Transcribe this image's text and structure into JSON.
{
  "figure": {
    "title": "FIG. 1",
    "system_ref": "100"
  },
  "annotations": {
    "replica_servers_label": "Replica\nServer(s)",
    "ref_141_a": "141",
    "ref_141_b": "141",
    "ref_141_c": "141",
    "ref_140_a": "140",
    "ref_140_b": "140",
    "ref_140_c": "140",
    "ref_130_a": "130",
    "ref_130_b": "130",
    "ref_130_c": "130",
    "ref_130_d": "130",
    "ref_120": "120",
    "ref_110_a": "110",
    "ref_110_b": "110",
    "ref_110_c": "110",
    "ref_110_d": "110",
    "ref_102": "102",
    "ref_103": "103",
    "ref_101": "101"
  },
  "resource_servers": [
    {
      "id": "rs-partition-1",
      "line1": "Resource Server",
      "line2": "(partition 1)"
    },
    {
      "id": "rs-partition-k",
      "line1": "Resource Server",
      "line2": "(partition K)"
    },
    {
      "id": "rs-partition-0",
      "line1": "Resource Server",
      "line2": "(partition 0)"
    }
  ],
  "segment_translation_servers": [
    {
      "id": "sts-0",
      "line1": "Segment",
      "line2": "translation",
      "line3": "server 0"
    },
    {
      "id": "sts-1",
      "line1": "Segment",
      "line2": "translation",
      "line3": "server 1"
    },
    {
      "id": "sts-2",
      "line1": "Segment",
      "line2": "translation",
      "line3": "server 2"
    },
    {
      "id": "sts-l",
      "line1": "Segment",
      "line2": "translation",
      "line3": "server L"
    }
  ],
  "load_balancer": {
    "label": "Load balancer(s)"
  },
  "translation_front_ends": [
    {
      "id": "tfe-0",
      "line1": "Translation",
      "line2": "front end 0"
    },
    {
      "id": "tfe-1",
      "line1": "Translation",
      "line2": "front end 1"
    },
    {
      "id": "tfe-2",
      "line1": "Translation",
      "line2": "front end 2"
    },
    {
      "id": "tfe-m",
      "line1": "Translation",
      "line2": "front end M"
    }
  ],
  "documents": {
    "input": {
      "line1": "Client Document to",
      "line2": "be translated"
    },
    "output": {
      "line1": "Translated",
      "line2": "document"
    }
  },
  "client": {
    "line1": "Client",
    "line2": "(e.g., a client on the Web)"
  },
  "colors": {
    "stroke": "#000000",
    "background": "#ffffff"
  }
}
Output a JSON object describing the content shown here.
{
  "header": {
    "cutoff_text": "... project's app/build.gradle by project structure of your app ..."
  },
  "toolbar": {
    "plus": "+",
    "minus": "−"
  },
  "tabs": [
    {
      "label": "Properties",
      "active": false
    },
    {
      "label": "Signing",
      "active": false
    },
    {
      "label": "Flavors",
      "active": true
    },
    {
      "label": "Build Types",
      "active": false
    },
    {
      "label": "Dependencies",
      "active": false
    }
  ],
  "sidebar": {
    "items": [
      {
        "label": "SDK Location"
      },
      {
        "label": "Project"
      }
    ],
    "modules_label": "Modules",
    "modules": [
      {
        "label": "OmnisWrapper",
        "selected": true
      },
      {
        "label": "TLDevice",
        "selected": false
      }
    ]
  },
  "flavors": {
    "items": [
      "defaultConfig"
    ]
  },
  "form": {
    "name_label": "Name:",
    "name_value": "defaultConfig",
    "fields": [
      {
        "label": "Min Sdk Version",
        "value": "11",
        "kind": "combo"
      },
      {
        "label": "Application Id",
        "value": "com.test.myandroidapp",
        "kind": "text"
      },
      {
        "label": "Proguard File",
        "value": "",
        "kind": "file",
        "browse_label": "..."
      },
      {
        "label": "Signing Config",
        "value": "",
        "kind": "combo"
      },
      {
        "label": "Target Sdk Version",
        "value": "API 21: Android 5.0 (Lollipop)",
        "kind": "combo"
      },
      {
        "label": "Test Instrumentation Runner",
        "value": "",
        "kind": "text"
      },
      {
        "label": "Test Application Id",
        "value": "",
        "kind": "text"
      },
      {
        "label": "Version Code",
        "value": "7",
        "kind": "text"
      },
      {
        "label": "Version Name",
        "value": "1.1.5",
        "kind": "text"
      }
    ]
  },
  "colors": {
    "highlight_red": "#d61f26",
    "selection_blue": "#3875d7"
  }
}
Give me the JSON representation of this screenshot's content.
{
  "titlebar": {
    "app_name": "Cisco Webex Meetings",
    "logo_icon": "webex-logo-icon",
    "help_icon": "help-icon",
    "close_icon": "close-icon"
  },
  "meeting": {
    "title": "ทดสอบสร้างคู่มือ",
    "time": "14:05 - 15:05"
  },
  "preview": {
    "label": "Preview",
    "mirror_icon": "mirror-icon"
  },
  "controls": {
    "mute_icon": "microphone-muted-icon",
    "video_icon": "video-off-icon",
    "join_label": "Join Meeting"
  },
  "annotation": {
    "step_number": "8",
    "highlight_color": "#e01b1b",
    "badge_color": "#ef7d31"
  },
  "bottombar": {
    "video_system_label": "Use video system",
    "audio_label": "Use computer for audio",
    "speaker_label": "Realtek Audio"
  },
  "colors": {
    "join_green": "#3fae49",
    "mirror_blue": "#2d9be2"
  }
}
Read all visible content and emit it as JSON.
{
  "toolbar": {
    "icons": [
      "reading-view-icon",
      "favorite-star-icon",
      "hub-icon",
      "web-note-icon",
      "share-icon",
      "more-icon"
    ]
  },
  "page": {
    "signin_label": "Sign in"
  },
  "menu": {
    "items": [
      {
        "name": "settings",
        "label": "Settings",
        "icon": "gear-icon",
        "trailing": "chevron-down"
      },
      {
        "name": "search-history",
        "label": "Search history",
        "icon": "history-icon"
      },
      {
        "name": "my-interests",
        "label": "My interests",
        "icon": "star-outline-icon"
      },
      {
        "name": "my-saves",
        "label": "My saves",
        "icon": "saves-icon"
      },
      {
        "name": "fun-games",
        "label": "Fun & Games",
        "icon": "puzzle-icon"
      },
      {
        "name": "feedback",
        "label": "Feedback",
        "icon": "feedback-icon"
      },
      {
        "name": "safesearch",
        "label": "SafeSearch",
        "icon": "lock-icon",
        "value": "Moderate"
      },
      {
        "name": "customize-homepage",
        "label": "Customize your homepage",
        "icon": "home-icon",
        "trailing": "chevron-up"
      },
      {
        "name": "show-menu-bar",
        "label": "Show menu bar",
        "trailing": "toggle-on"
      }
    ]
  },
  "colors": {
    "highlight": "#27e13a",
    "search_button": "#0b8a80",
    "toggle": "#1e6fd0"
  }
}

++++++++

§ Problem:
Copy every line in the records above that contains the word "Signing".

§ Answer:
      "label": "Signing",
        "label": "Signing Config",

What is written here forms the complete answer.